▶ **DATA TO PROCESS**:
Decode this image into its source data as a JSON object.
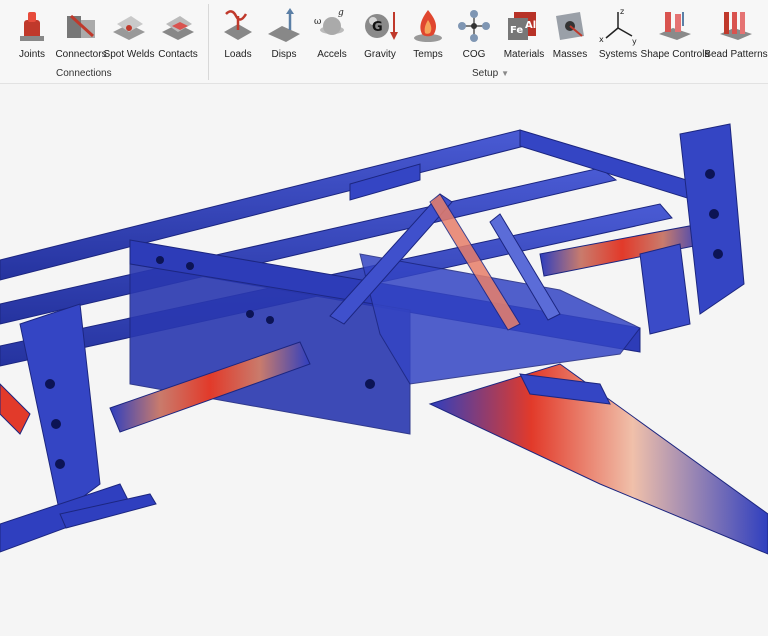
{
  "ribbon": {
    "connections": {
      "group_label": "Connections",
      "tools": [
        {
          "label": "Joints",
          "icon": "joints-icon"
        },
        {
          "label": "Connectors",
          "icon": "connectors-icon"
        },
        {
          "label": "Spot Welds",
          "icon": "spot-welds-icon"
        },
        {
          "label": "Contacts",
          "icon": "contacts-icon"
        }
      ]
    },
    "setup": {
      "group_label": "Setup",
      "caret": "▼",
      "tools": [
        {
          "label": "Loads",
          "icon": "loads-icon"
        },
        {
          "label": "Disps",
          "icon": "disps-icon"
        },
        {
          "label": "Accels",
          "icon": "accels-icon"
        },
        {
          "label": "Gravity",
          "icon": "gravity-icon"
        },
        {
          "label": "Temps",
          "icon": "temps-icon"
        },
        {
          "label": "COG",
          "icon": "cog-icon"
        },
        {
          "label": "Materials",
          "icon": "materials-icon"
        },
        {
          "label": "Masses",
          "icon": "masses-icon"
        },
        {
          "label": "Systems",
          "icon": "systems-icon"
        },
        {
          "label": "Shape Controls",
          "icon": "shape-controls-icon"
        },
        {
          "label": "Bead Patterns",
          "icon": "bead-patterns-icon"
        }
      ]
    },
    "icon_text": {
      "accels_omega": "ω",
      "accels_g": "g",
      "gravity_g": "G",
      "materials_fe": "Fe",
      "materials_al": "Al",
      "systems_x": "x",
      "systems_y": "y",
      "systems_z": "z"
    }
  },
  "colors": {
    "mesh_blue": "#2f3fbf",
    "stress_high": "#e23a2a",
    "stress_mid": "#f2c9b0",
    "ribbon_bg": "#f7f7f7"
  }
}
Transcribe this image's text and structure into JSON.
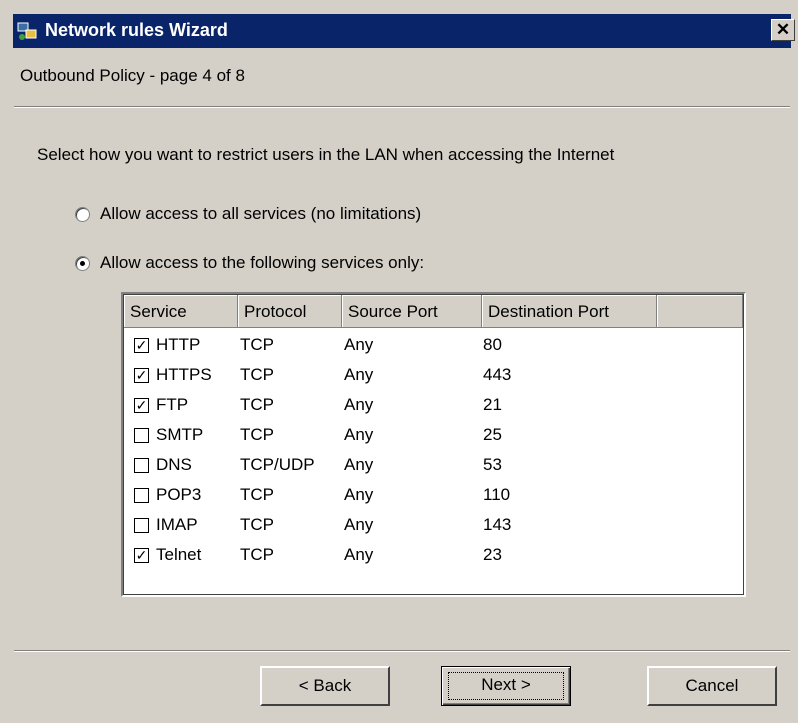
{
  "window": {
    "title": "Network rules Wizard",
    "close_glyph": "✕",
    "app_icon": "network-wizard-icon",
    "title_bar_color": "#0a246a"
  },
  "subtitle": "Outbound Policy - page 4 of 8",
  "instruction": "Select how you want to restrict users in the LAN when accessing the Internet",
  "options": [
    {
      "label": "Allow access to all services (no limitations)",
      "selected": false
    },
    {
      "label": "Allow access to the following services only:",
      "selected": true
    }
  ],
  "table": {
    "columns": [
      "Service",
      "Protocol",
      "Source Port",
      "Destination Port"
    ],
    "rows": [
      {
        "checked": true,
        "service": "HTTP",
        "protocol": "TCP",
        "source": "Any",
        "dest": "80"
      },
      {
        "checked": true,
        "service": "HTTPS",
        "protocol": "TCP",
        "source": "Any",
        "dest": "443"
      },
      {
        "checked": true,
        "service": "FTP",
        "protocol": "TCP",
        "source": "Any",
        "dest": "21"
      },
      {
        "checked": false,
        "service": "SMTP",
        "protocol": "TCP",
        "source": "Any",
        "dest": "25"
      },
      {
        "checked": false,
        "service": "DNS",
        "protocol": "TCP/UDP",
        "source": "Any",
        "dest": "53"
      },
      {
        "checked": false,
        "service": "POP3",
        "protocol": "TCP",
        "source": "Any",
        "dest": "110"
      },
      {
        "checked": false,
        "service": "IMAP",
        "protocol": "TCP",
        "source": "Any",
        "dest": "143"
      },
      {
        "checked": true,
        "service": "Telnet",
        "protocol": "TCP",
        "source": "Any",
        "dest": "23"
      }
    ]
  },
  "buttons": {
    "back": {
      "label": "< Back"
    },
    "next": {
      "label": "Next >"
    },
    "cancel": {
      "label": "Cancel"
    }
  }
}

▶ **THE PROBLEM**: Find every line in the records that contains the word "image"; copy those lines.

▶ **RESPONSE BOX**:
Decode this image into its source data as a JSON object.
Transcribe this image's text and structure into JSON.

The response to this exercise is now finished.